I am beginning with the statement that: All physical states occur as one dimensional representations of $\mathfrak{S}_n$; they are either bosonic or fermionic. Where a fermionic state of n identical particles is defined as one that lies in the embedding of $\bigwedge^n\mathcal{H}$ in $\mathcal{H}^{\otimes n}$, and a bosonic state is one that lies in $\text{Sym}^n\mathcal{H}$, so basically they are defined to be those things with anti-symmetric or symmetric wavefunctions.

I was wondering if there was a mathematical way to rationalize modeling fermion spins with the half-integer reps of $SU(2)$ and bosons with integer reps using these defintions. Are these just experimental facts that we must simply state about fermions and bosons, or are there ways to derive them?

• spinor irreps vs true irreps under rotations by $2\pi$. BTW this only holds in dim=3; in 2d anyons are possible. – ZeroTheHero Apr 11 '17 at 16:16
• Do you mean we want fermions to have the spinor reps because we want them to gain a minus sign after a rotation by $2\pi$? If so, is there a rationale for that too? Or is this something completely different. – zzz Apr 11 '17 at 16:27

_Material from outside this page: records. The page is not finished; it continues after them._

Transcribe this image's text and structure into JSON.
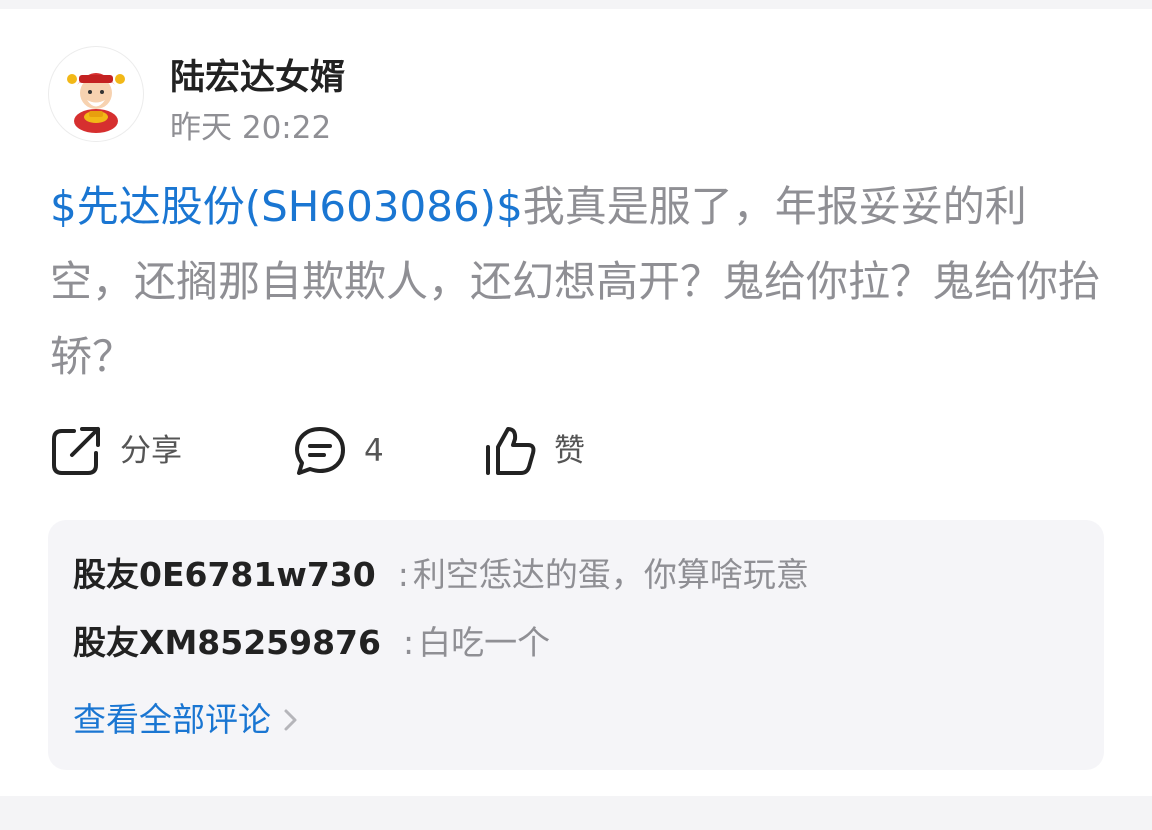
{
  "post": {
    "author": "陆宏达女婿",
    "time": "昨天 20:22",
    "stock_link": "$先达股份(SH603086)$",
    "text": "我真是服了，年报妥妥的利空，还搁那自欺欺人，还幻想高开？鬼给你拉？鬼给你抬轿？"
  },
  "actions": {
    "share_label": "分享",
    "comment_count": "4",
    "like_label": "赞"
  },
  "comments": [
    {
      "author": "股友0E6781w730",
      "separator": ":",
      "text": "利空恁达的蛋，你算啥玩意"
    },
    {
      "author": "股友XM85259876",
      "separator": ":",
      "text": "白吃一个"
    }
  ],
  "view_all_label": "查看全部评论",
  "icons": {
    "share": "share-icon",
    "comment": "comment-bubble-icon",
    "like": "thumbs-up-icon",
    "chevron": "chevron-right-icon"
  },
  "colors": {
    "link": "#1a76d2",
    "text_muted": "#8f8f94",
    "text_dark": "#222222",
    "comments_bg": "#f5f5f8"
  }
}
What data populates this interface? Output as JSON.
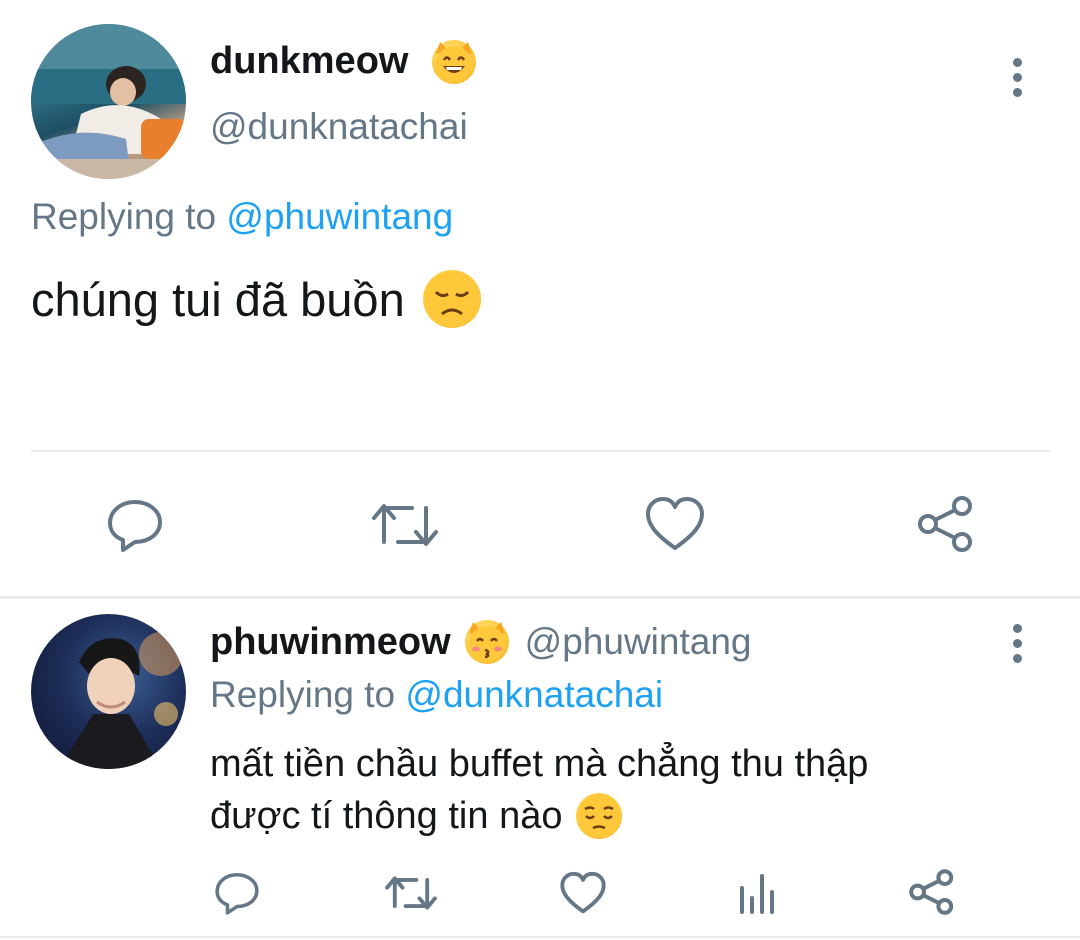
{
  "tweet1": {
    "display_name": "dunkmeow",
    "name_emoji": "smiling-cat-emoji",
    "handle": "@dunknatachai",
    "replying_prefix": "Replying to",
    "replying_to": "@phuwintang",
    "text": "chúng tui đã buồn",
    "text_emoji": "disappointed-face-emoji",
    "actions": [
      "reply-icon",
      "retweet-icon",
      "like-icon",
      "share-icon"
    ]
  },
  "tweet2": {
    "display_name": "phuwinmeow",
    "name_emoji": "kissing-cat-emoji",
    "handle": "@phuwintang",
    "replying_prefix": "Replying to",
    "replying_to": "@dunknatachai",
    "text_line1": "mất tiền chầu buffet mà chẳng thu thập",
    "text_line2": "được tí thông tin nào",
    "text_emoji": "pensive-face-emoji",
    "actions": [
      "reply-icon",
      "retweet-icon",
      "like-icon",
      "analytics-icon",
      "share-icon"
    ]
  },
  "colors": {
    "text": "#14171a",
    "secondary": "#657786",
    "accent": "#1da1f2",
    "divider": "#e6ecf0"
  }
}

• basically yes, we want fermions to pick up a - sign under rotations by $2\pi$. This is tied to the spin statistics theorem en.wikipedia.org/wiki/Spin%E2%80%93statistics_theorem – ZeroTheHero Apr 11 '17 at 16:29